Single out the lines of the material that contain "theo" and copy them.
##############################
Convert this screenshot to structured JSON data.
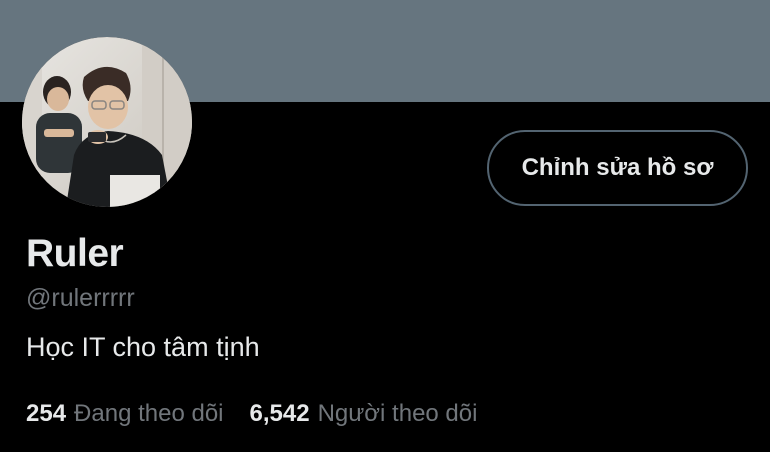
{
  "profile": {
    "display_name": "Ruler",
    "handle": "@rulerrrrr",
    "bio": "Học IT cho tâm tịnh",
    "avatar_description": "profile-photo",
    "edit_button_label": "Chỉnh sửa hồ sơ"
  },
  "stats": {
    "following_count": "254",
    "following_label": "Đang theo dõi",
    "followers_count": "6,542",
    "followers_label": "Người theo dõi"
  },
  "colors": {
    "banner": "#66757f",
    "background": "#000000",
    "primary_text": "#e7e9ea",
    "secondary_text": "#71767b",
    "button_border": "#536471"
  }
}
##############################
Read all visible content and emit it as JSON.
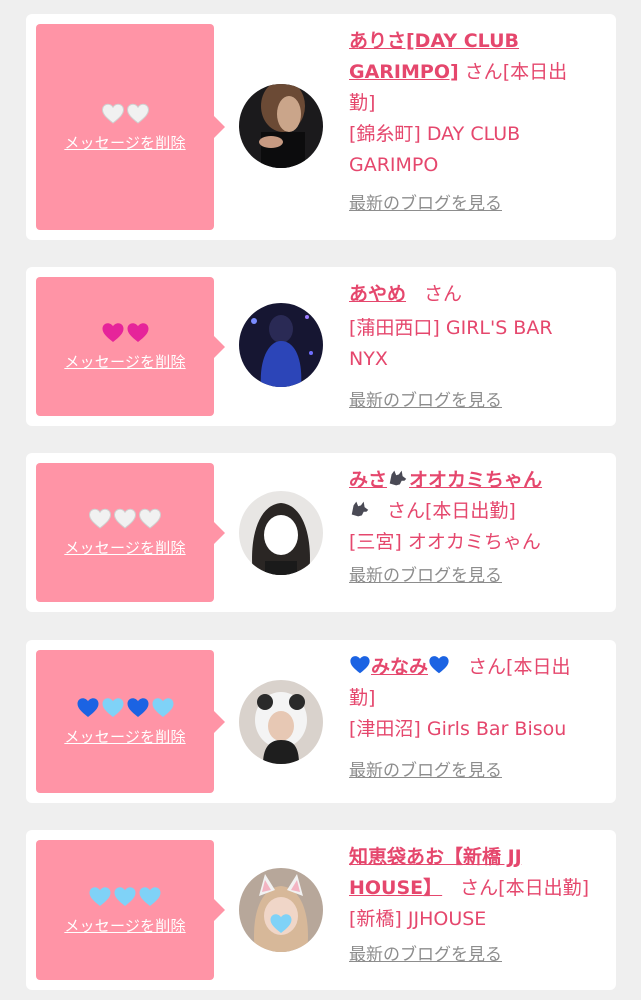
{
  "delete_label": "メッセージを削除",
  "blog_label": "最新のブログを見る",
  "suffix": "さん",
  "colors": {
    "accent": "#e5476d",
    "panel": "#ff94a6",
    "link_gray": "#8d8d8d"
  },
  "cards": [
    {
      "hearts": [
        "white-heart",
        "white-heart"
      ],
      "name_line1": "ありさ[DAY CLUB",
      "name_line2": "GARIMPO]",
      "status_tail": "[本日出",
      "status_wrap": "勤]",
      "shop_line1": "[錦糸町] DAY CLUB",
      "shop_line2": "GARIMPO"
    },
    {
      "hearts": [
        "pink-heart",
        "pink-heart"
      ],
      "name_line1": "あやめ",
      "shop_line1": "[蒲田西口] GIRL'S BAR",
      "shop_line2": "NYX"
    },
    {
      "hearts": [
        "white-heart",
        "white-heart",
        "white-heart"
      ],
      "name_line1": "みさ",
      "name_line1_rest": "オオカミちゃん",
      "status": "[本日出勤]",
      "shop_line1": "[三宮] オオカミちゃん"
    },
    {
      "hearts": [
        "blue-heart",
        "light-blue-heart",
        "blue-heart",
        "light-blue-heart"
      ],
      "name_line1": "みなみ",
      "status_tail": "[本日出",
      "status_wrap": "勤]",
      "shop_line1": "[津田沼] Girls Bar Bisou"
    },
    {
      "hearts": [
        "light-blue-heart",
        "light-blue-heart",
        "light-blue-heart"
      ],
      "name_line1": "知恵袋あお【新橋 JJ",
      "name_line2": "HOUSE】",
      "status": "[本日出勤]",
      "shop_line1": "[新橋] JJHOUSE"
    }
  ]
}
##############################
**RESULT**:
    "following_label": "Đang theo dõi",
    "followers_label": "Người theo dõi"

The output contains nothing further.